* **What the task requires**
The records below are split into lines. How many of those lines contain the string "this"? Reply with the number only.

----

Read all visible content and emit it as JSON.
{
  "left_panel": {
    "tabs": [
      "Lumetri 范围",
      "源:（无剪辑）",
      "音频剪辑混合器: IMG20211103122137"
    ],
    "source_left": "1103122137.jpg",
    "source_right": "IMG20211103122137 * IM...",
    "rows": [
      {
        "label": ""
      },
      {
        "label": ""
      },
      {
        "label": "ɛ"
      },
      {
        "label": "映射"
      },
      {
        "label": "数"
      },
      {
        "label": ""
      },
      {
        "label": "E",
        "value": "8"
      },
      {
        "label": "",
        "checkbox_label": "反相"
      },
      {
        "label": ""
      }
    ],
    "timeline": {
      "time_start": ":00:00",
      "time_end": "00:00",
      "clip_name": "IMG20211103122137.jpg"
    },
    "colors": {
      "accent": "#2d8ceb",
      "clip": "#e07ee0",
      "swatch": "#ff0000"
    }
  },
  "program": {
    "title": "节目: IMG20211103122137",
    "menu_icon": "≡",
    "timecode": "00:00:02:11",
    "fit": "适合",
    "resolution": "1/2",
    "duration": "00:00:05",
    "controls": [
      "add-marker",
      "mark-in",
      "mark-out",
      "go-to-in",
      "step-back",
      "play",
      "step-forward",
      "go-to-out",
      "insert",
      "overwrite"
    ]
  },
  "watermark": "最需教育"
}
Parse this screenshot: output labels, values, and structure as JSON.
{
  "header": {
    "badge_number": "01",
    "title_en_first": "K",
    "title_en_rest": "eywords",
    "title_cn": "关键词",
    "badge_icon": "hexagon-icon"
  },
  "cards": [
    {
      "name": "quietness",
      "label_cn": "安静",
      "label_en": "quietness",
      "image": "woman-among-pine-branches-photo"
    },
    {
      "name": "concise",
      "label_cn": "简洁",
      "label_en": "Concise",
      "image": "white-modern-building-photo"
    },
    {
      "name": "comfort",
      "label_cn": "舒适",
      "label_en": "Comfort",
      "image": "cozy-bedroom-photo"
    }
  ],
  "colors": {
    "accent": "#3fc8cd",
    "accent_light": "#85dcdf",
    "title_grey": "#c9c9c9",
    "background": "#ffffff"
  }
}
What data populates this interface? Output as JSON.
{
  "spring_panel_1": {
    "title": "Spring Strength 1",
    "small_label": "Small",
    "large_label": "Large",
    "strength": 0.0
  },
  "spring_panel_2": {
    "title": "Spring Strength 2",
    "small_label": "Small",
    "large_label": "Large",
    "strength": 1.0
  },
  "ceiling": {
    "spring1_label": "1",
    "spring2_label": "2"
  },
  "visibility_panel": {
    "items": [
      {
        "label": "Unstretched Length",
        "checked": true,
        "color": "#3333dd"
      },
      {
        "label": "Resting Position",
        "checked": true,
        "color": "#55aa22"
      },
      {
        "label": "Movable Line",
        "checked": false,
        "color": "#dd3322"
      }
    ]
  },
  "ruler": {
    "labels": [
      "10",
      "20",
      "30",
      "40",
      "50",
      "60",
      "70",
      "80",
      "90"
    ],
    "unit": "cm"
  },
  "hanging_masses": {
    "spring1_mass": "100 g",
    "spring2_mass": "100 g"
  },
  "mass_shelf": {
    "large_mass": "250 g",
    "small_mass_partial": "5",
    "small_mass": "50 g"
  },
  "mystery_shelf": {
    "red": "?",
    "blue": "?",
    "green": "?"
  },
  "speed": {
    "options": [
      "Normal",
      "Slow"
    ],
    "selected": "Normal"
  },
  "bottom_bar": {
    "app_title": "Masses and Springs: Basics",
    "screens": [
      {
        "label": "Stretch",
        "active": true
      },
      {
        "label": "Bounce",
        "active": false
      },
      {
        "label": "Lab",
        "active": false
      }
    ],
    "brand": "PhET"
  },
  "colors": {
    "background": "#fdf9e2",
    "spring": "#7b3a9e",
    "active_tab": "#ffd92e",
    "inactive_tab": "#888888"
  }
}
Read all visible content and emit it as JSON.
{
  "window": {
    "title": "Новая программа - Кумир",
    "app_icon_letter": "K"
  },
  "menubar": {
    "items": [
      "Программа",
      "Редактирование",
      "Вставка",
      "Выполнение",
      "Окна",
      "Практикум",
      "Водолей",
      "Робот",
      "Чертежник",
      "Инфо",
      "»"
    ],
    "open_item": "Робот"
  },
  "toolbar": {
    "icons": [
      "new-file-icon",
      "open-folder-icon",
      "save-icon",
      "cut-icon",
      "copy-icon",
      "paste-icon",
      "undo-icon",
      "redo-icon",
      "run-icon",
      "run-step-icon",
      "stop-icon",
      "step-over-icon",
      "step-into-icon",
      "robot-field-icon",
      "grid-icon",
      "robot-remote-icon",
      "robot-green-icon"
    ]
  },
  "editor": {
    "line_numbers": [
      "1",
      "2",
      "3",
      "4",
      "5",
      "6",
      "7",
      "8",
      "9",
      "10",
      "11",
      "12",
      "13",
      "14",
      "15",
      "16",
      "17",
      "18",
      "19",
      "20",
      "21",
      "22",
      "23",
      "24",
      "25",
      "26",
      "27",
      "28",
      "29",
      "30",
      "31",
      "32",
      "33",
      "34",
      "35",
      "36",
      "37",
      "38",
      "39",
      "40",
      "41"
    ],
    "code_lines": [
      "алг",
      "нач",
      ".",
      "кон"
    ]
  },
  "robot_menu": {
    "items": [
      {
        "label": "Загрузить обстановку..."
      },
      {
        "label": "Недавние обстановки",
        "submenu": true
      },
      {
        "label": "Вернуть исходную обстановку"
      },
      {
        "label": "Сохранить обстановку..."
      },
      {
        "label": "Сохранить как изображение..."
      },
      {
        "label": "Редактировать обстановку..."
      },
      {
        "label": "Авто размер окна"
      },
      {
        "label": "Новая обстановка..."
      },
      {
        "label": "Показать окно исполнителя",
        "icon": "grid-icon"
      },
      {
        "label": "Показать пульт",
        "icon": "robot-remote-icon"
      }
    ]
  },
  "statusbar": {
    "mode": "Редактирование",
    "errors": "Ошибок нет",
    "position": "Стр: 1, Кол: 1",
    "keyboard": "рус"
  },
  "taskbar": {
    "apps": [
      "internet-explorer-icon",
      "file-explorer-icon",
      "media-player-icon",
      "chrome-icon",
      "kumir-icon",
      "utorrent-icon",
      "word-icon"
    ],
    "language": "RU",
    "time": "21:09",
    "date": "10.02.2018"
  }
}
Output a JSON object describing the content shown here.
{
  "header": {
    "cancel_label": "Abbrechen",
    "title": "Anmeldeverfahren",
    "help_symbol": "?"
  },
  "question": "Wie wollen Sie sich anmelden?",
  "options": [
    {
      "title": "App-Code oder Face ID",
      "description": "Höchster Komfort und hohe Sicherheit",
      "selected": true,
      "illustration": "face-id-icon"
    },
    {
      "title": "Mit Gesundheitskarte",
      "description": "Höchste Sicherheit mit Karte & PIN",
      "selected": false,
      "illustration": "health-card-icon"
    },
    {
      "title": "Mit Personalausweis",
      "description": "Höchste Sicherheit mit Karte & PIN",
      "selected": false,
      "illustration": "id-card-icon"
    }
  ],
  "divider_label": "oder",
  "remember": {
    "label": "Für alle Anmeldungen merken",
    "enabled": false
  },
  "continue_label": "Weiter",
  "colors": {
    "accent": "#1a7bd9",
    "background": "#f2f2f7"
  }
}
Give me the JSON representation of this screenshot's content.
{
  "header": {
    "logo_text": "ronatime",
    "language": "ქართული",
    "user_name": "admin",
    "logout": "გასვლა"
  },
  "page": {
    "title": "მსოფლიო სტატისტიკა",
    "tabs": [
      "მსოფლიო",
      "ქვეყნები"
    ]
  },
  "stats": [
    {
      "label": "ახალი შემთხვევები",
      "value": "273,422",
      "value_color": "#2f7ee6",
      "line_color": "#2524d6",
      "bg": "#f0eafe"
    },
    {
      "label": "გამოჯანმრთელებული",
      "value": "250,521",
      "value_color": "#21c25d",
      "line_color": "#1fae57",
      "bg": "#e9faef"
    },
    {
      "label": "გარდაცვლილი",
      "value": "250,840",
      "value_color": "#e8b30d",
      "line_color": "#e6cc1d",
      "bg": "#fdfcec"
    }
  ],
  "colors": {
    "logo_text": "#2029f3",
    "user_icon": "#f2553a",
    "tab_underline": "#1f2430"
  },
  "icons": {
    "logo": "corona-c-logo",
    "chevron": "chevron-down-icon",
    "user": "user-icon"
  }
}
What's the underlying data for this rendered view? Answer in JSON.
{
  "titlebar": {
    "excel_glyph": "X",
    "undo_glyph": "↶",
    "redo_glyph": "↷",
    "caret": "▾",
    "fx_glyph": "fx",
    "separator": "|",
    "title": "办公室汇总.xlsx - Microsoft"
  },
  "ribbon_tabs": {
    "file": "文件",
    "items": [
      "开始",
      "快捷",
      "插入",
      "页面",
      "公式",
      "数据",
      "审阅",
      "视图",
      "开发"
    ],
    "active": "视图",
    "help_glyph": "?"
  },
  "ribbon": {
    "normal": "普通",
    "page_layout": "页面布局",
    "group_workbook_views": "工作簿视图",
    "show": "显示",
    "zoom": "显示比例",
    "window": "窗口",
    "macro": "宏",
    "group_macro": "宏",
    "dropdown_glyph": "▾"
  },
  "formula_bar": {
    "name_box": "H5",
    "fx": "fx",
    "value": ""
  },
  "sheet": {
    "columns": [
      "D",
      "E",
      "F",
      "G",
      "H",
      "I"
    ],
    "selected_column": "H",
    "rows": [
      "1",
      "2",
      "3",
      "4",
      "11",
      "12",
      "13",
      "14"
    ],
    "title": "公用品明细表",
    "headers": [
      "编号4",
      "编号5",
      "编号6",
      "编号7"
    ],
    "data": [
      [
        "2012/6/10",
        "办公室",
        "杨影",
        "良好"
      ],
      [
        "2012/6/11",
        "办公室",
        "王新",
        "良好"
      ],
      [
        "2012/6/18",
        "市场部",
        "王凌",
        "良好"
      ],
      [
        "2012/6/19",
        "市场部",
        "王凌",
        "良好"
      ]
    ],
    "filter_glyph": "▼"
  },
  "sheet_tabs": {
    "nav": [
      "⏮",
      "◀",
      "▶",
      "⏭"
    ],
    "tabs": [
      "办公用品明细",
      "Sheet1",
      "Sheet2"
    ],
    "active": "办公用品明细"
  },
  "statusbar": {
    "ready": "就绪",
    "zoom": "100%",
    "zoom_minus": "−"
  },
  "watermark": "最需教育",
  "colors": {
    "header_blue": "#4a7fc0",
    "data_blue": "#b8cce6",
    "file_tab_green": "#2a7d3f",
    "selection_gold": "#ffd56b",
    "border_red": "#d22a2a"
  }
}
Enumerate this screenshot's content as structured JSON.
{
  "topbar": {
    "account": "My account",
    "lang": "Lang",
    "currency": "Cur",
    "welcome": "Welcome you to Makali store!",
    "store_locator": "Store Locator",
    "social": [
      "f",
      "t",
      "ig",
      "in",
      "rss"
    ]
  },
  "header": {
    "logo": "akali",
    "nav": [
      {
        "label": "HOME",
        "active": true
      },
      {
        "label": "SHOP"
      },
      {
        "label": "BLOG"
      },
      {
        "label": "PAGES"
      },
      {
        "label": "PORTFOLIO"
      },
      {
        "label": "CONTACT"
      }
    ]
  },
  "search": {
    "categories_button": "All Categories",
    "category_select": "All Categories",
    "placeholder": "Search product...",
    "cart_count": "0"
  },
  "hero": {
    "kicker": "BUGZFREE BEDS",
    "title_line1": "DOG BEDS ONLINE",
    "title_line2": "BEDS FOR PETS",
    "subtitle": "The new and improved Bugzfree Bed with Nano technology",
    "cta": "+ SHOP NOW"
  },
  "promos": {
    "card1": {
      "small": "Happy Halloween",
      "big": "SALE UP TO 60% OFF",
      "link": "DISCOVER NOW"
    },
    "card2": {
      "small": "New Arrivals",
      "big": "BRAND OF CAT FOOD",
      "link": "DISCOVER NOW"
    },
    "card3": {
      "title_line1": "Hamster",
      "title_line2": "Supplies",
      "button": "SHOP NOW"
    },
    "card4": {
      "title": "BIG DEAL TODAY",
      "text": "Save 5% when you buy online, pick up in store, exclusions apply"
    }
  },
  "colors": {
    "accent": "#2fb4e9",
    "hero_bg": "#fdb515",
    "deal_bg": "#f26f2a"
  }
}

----

* **Response**
5